[[ Material for this exercise open ]]

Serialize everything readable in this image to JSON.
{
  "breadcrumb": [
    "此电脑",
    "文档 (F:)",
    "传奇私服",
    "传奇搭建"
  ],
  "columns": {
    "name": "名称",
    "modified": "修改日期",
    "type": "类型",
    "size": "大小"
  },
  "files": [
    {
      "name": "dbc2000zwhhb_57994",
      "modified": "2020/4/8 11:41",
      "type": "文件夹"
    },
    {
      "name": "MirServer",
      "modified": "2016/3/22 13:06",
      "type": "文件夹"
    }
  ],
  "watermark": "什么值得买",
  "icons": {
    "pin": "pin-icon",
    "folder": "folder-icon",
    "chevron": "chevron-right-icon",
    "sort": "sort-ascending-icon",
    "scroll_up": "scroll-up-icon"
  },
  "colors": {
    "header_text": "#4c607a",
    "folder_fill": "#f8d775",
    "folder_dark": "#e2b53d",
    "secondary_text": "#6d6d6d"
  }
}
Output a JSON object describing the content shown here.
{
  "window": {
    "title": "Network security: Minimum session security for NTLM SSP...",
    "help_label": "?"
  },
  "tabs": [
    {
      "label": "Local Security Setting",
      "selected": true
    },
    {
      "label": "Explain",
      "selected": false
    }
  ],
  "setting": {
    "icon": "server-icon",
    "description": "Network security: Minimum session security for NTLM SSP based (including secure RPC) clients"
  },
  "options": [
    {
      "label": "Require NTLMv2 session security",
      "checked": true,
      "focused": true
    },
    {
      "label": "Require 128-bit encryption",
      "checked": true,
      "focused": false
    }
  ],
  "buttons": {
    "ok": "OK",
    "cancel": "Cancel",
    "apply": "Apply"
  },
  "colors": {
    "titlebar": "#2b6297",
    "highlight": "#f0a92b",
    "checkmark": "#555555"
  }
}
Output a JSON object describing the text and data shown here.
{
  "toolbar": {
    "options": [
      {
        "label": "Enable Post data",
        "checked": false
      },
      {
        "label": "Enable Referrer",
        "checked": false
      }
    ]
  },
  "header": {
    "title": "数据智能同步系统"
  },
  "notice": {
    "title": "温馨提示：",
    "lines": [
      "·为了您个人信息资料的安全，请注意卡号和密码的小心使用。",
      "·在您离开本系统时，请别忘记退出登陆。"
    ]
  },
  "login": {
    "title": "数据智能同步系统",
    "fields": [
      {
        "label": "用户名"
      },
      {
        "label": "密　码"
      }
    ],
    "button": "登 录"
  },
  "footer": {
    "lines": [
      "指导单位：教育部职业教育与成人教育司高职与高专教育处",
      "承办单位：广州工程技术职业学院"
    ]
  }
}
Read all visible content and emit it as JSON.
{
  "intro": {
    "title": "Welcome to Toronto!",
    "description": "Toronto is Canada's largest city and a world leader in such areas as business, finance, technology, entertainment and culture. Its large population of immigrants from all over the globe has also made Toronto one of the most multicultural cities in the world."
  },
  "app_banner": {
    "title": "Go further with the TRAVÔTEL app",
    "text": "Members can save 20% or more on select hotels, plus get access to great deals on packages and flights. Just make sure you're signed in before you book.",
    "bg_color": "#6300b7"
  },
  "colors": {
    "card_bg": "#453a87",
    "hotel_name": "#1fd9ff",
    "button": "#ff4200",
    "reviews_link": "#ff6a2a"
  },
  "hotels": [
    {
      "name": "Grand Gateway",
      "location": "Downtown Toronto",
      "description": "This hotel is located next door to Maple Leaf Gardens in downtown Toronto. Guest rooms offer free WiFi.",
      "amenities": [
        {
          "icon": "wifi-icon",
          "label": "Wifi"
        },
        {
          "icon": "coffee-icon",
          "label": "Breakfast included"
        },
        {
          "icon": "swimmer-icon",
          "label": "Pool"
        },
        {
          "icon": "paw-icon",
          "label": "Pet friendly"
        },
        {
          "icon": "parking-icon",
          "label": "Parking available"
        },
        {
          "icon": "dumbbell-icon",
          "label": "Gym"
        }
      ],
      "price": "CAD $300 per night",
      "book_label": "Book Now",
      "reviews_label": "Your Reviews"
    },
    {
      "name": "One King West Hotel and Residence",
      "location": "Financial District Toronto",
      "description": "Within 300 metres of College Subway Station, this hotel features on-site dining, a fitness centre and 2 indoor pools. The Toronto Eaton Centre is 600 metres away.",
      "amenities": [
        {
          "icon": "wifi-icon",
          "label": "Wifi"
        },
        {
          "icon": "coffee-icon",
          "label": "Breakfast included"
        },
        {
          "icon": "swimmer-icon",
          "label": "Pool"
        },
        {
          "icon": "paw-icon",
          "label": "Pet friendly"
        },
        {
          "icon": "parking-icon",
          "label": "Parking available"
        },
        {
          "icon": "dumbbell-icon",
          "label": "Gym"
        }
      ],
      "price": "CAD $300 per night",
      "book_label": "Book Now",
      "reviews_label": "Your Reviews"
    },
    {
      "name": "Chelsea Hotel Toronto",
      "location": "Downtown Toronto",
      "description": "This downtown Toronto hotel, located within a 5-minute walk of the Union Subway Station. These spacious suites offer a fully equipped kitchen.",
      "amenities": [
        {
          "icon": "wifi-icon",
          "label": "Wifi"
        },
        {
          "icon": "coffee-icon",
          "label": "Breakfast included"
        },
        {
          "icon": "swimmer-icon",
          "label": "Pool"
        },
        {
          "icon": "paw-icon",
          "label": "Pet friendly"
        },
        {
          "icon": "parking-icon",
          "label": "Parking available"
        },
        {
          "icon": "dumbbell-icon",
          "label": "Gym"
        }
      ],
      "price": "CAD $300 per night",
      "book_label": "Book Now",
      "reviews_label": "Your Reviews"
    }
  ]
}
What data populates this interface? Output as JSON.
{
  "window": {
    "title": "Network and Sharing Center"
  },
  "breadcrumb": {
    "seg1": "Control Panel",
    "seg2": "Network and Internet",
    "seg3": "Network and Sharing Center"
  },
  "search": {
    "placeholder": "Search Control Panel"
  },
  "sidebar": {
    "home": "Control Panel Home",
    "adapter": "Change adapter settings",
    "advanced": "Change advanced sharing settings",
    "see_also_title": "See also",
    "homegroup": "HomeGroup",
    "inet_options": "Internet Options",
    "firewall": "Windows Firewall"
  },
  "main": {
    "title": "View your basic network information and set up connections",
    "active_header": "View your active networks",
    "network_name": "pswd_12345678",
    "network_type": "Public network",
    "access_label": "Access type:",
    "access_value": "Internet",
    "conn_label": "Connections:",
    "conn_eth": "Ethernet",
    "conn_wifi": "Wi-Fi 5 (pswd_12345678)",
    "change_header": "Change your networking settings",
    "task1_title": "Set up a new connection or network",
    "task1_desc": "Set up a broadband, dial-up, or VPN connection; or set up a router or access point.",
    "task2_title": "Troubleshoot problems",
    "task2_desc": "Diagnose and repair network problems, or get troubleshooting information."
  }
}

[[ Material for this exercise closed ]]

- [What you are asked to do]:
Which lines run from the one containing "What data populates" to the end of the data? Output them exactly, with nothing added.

- [Solution for this task]:
What data populates this interface? Output as JSON.
{
  "window": {
    "title": "Network and Sharing Center"
  },
  "breadcrumb": {
    "seg1": "Control Panel",
    "seg2": "Network and Internet",
    "seg3": "Network and Sharing Center"
  },
  "search": {
    "placeholder": "Search Control Panel"
  },
  "sidebar": {
    "home": "Control Panel Home",
    "adapter": "Change adapter settings",
    "advanced": "Change advanced sharing settings",
    "see_also_title": "See also",
    "homegroup": "HomeGroup",
    "inet_options": "Internet Options",
    "firewall": "Windows Firewall"
  },
  "main": {
    "title": "View your basic network information and set up connections",
    "active_header": "View your active networks",
    "network_name": "pswd_12345678",
    "network_type": "Public network",
    "access_label": "Access type:",
    "access_value": "Internet",
    "conn_label": "Connections:",
    "conn_eth": "Ethernet",
    "conn_wifi": "Wi-Fi 5 (pswd_12345678)",
    "change_header": "Change your networking settings",
    "task1_title": "Set up a new connection or network",
    "task1_desc": "Set up a broadband, dial-up, or VPN connection; or set up a router or access point.",
    "task2_title": "Troubleshoot problems",
    "task2_desc": "Diagnose and repair network problems, or get troubleshooting information."
  }
}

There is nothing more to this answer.